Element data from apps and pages
━━━

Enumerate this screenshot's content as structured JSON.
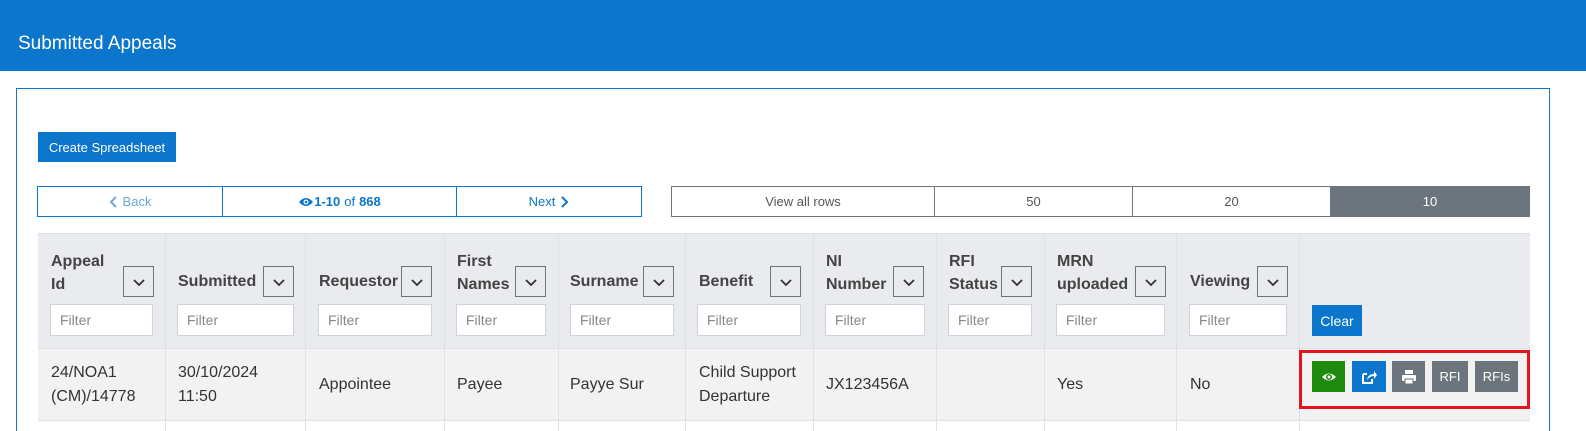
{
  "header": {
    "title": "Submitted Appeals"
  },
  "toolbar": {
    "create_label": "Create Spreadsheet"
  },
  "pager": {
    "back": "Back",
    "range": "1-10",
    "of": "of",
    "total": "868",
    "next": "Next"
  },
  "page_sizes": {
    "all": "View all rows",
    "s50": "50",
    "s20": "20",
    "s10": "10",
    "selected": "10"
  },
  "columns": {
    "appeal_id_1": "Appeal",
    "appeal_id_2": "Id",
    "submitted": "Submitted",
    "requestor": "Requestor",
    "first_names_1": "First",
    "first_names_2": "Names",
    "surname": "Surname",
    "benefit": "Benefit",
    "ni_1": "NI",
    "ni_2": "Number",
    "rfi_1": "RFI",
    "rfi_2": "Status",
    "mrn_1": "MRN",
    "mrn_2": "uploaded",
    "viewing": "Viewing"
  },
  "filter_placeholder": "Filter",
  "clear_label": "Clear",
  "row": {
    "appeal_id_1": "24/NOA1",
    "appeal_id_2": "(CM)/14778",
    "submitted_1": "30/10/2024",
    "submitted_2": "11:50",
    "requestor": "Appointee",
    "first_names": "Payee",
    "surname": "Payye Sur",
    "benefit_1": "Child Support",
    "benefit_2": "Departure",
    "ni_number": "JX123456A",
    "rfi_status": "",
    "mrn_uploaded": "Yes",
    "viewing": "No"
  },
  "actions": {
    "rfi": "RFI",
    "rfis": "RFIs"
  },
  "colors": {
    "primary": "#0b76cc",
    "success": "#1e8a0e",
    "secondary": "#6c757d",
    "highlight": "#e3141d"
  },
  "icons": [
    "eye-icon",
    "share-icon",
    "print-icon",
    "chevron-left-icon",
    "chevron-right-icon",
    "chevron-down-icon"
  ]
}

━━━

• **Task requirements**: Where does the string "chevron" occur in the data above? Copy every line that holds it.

• **Answer space**:
    "chevron-left-icon",
    "chevron-right-icon",
    "chevron-down-icon"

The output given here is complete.